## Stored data

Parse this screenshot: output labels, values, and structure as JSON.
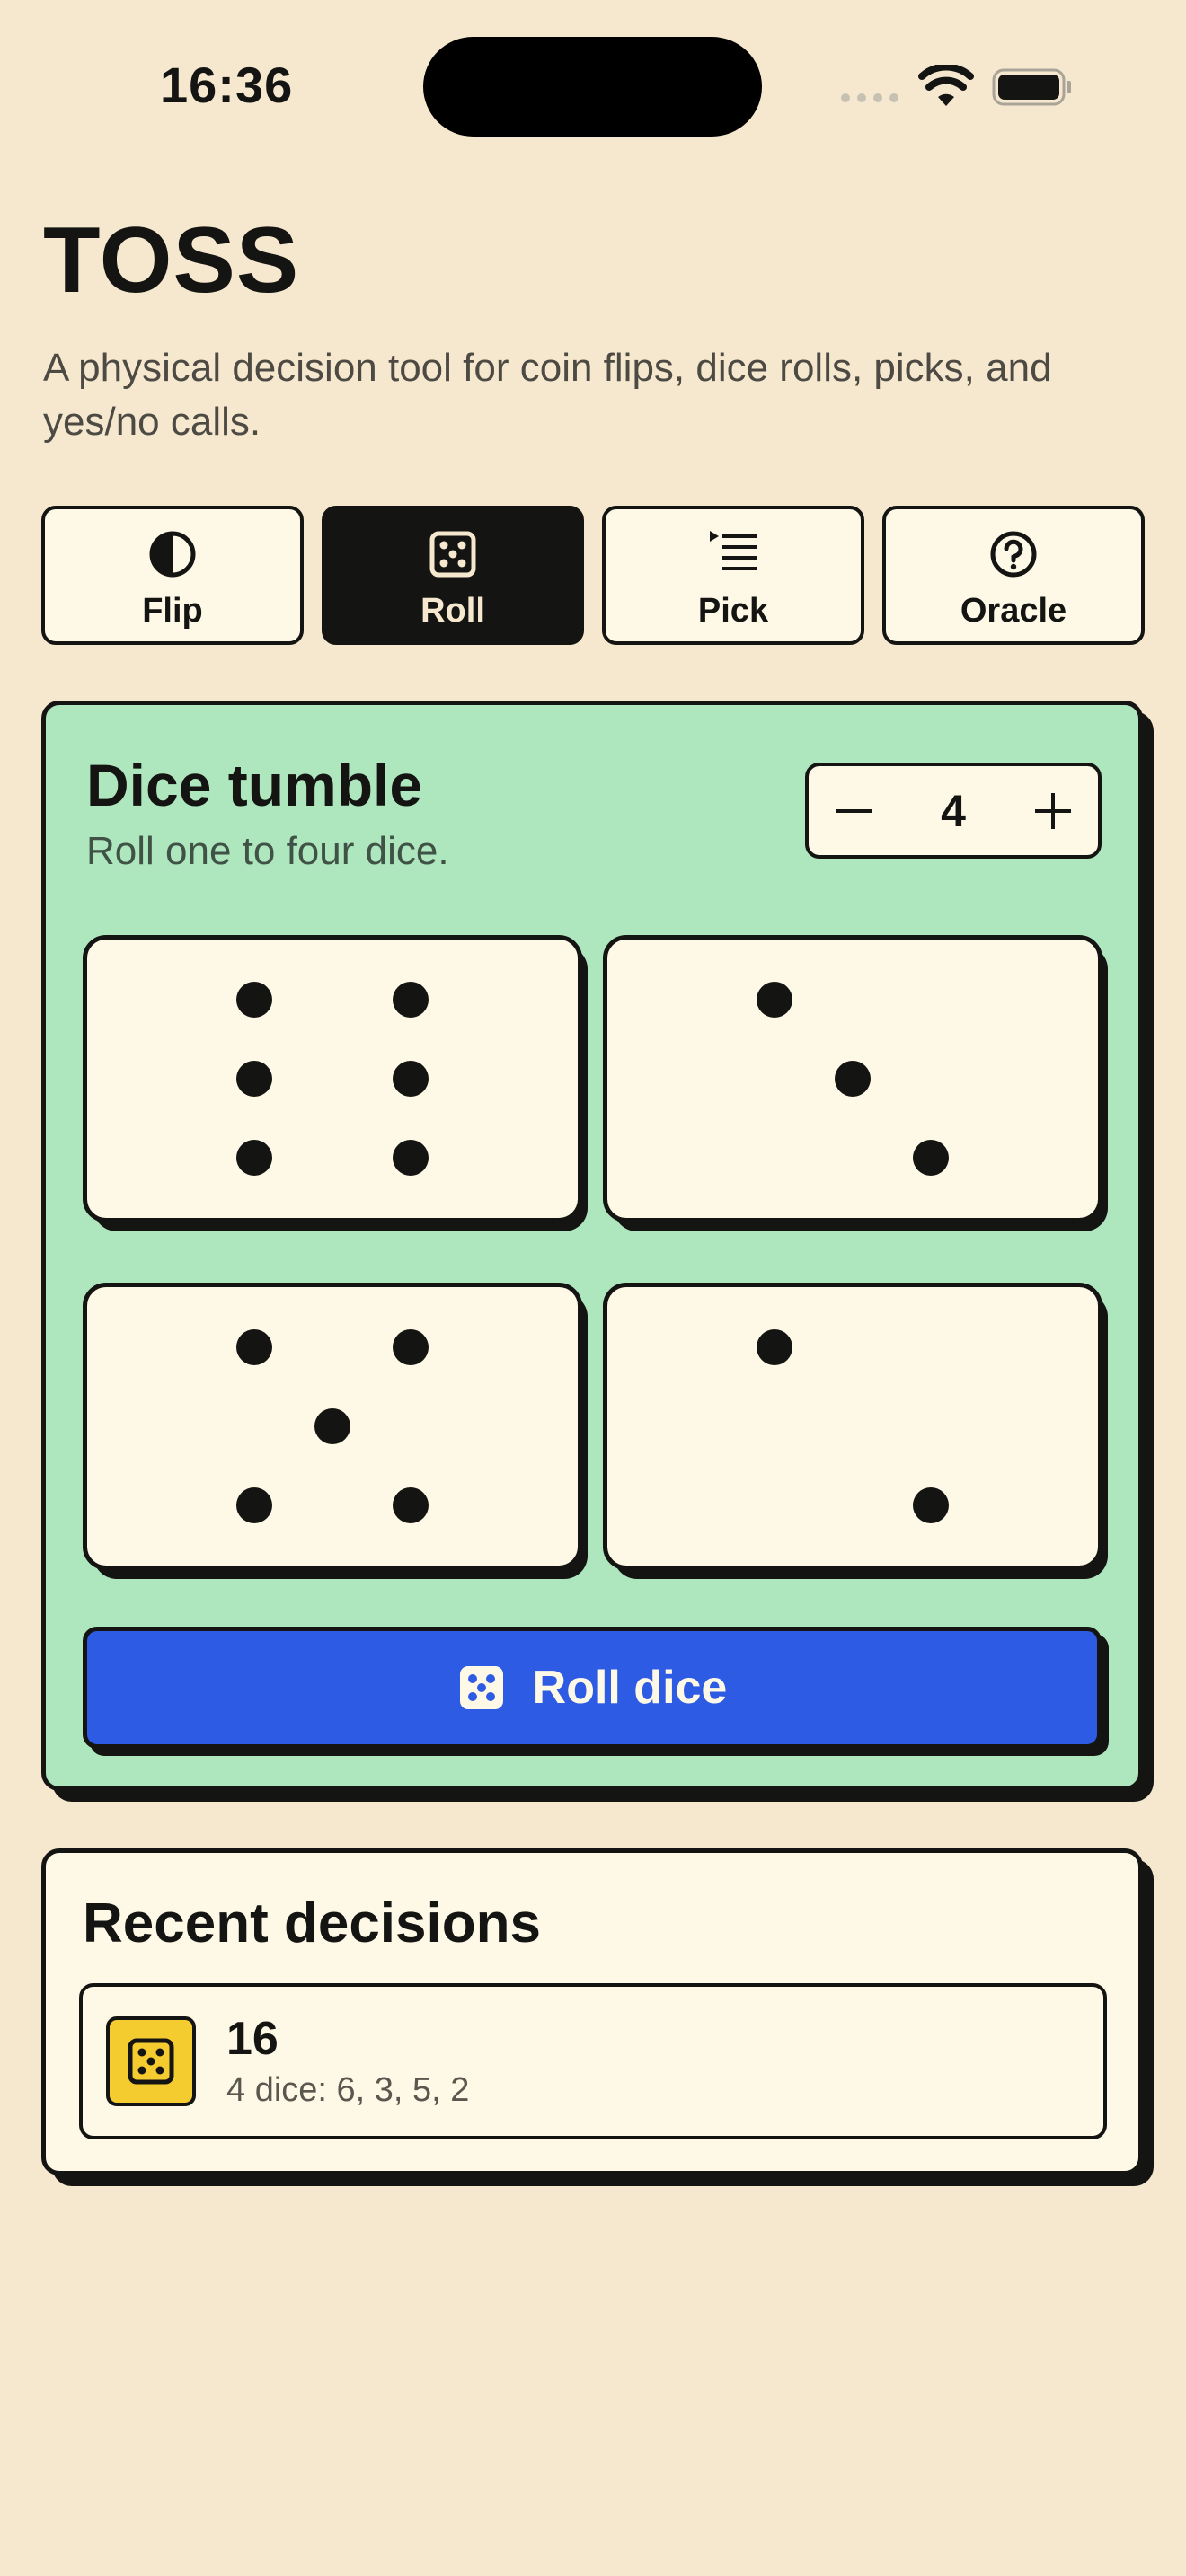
{
  "status": {
    "time": "16:36"
  },
  "header": {
    "title": "TOSS",
    "subtitle": "A physical decision tool for coin flips, dice rolls, picks, and yes/no calls."
  },
  "tabs": [
    {
      "label": "Flip",
      "icon": "half-circle-icon",
      "active": false
    },
    {
      "label": "Roll",
      "icon": "dice-icon",
      "active": true
    },
    {
      "label": "Pick",
      "icon": "list-icon",
      "active": false
    },
    {
      "label": "Oracle",
      "icon": "question-circle-icon",
      "active": false
    }
  ],
  "dice_card": {
    "title": "Dice tumble",
    "subtitle": "Roll one to four dice.",
    "stepper": {
      "minus": "−",
      "value": "4",
      "plus": "+"
    },
    "dice": [
      6,
      3,
      5,
      2
    ],
    "roll_button": "Roll dice"
  },
  "recent": {
    "title": "Recent decisions",
    "items": [
      {
        "value": "16",
        "detail": "4 dice: 6, 3, 5, 2",
        "icon": "dice-icon"
      }
    ]
  },
  "colors": {
    "background": "#F6E8CF",
    "card_green": "#AEE6BE",
    "button_blue": "#2E5BE3",
    "ink": "#141412",
    "paper": "#FEF9E7",
    "accent_yellow": "#F5CC2F"
  }
}
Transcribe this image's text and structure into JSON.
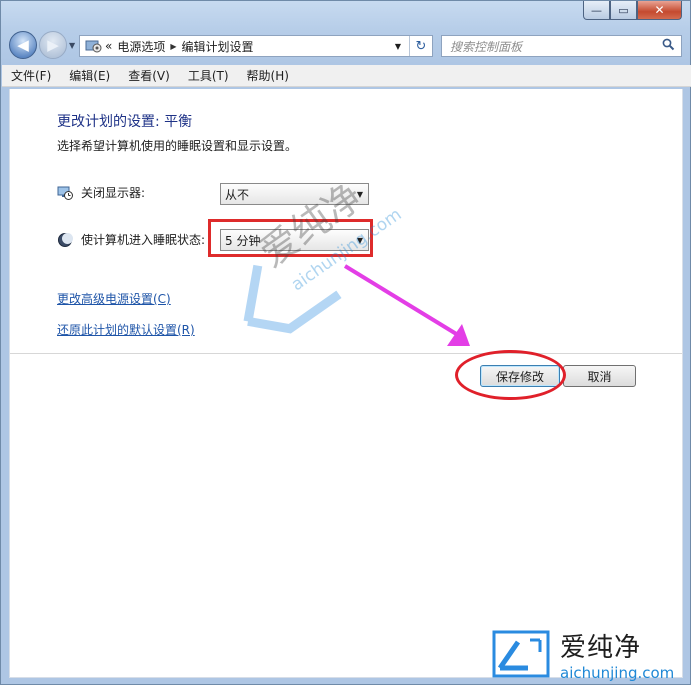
{
  "window": {
    "min_glyph": "—",
    "max_glyph": "▭",
    "close_glyph": "✕"
  },
  "nav": {
    "back_glyph": "◀",
    "forward_glyph": "▶",
    "dropdown_glyph": "▼",
    "address": {
      "overflow": "«",
      "crumbs": [
        "电源选项",
        "编辑计划设置"
      ],
      "separator_glyph": "▶",
      "dropdown_glyph": "▼",
      "refresh_glyph": "↻"
    },
    "search": {
      "placeholder": "搜索控制面板",
      "icon": "search-icon"
    }
  },
  "menu": [
    "文件(F)",
    "编辑(E)",
    "查看(V)",
    "工具(T)",
    "帮助(H)"
  ],
  "page": {
    "title": "更改计划的设置: 平衡",
    "subtitle": "选择希望计算机使用的睡眠设置和显示设置。",
    "display_off": {
      "label": "关闭显示器:",
      "value": "从不",
      "icon": "monitor-clock-icon"
    },
    "sleep": {
      "label": "使计算机进入睡眠状态:",
      "value": "5 分钟",
      "icon": "moon-icon"
    },
    "links": {
      "advanced": "更改高级电源设置(C)",
      "restore": "还原此计划的默认设置(R)"
    },
    "buttons": {
      "save": "保存修改",
      "cancel": "取消"
    }
  },
  "watermark": {
    "cn": "爱纯净",
    "en": "aichunjing.com"
  },
  "colors": {
    "annotation_red": "#de2b2b",
    "arrow_magenta": "#e33ee6",
    "link_blue": "#1f55a8",
    "title_blue": "#1e3287"
  }
}
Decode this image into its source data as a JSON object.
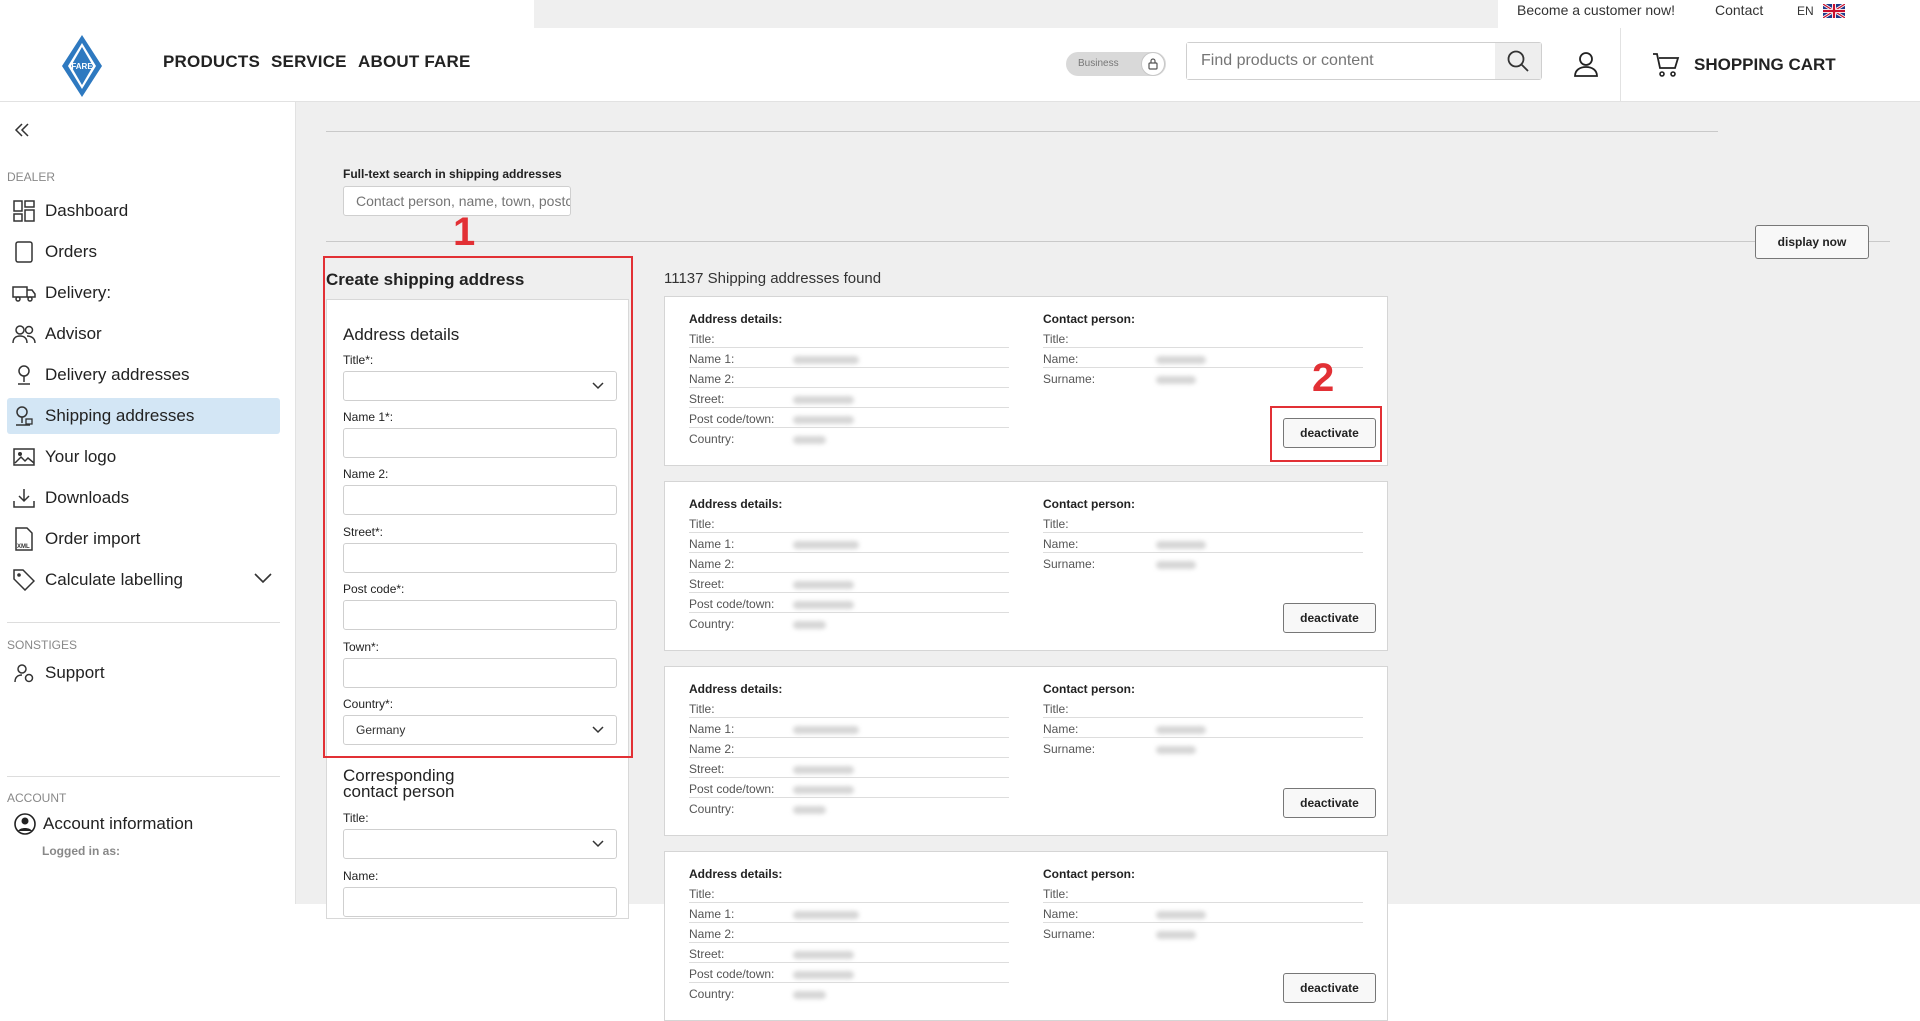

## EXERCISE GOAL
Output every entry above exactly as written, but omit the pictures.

## EXERCISE RESULT
Parse this screenshot: output labels, values, and structure as JSON.
{
  "status": {
    "time": "16:36"
  },
  "header": {
    "title": "TOSS",
    "subtitle": "A physical decision tool for coin flips, dice rolls, picks, and yes/no calls."
  },
  "tabs": [
    {
      "label": "Flip",
      "icon": "half-circle-icon",
      "active": false
    },
    {
      "label": "Roll",
      "icon": "dice-icon",
      "active": true
    },
    {
      "label": "Pick",
      "icon": "list-icon",
      "active": false
    },
    {
      "label": "Oracle",
      "icon": "question-circle-icon",
      "active": false
    }
  ],
  "dice_card": {
    "title": "Dice tumble",
    "subtitle": "Roll one to four dice.",
    "stepper": {
      "minus": "−",
      "value": "4",
      "plus": "+"
    },
    "dice": [
      6,
      3,
      5,
      2
    ],
    "roll_button": "Roll dice"
  },
  "recent": {
    "title": "Recent decisions",
    "items": [
      {
        "value": "16",
        "detail": "4 dice: 6, 3, 5, 2",
        "icon": "dice-icon"
      }
    ]
  },
  "colors": {
    "background": "#F6E8CF",
    "card_green": "#AEE6BE",
    "button_blue": "#2E5BE3",
    "ink": "#141412",
    "paper": "#FEF9E7",
    "accent_yellow": "#F5CC2F"
  }
}
Transcribe this image's text and structure into JSON.
{
  "window": {
    "min_glyph": "—",
    "max_glyph": "▭",
    "close_glyph": "✕"
  },
  "nav": {
    "back_glyph": "◀",
    "forward_glyph": "▶",
    "dropdown_glyph": "▼",
    "address": {
      "overflow": "«",
      "crumbs": [
        "电源选项",
        "编辑计划设置"
      ],
      "separator_glyph": "▶",
      "dropdown_glyph": "▼",
      "refresh_glyph": "↻"
    },
    "search": {
      "placeholder": "搜索控制面板",
      "icon": "search-icon"
    }
  },
  "menu": [
    "文件(F)",
    "编辑(E)",
    "查看(V)",
    "工具(T)",
    "帮助(H)"
  ],
  "page": {
    "title": "更改计划的设置: 平衡",
    "subtitle": "选择希望计算机使用的睡眠设置和显示设置。",
    "display_off": {
      "label": "关闭显示器:",
      "value": "从不",
      "icon": "monitor-clock-icon"
    },
    "sleep": {
      "label": "使计算机进入睡眠状态:",
      "value": "5 分钟",
      "icon": "moon-icon"
    },
    "links": {
      "advanced": "更改高级电源设置(C)",
      "restore": "还原此计划的默认设置(R)"
    },
    "buttons": {
      "save": "保存修改",
      "cancel": "取消"
    }
  },
  "watermark": {
    "cn": "爱纯净",
    "en": "aichunjing.com"
  },
  "colors": {
    "annotation_red": "#de2b2b",
    "arrow_magenta": "#e33ee6",
    "link_blue": "#1f55a8",
    "title_blue": "#1e3287"
  }
}
Decode this image into its source data as a JSON object.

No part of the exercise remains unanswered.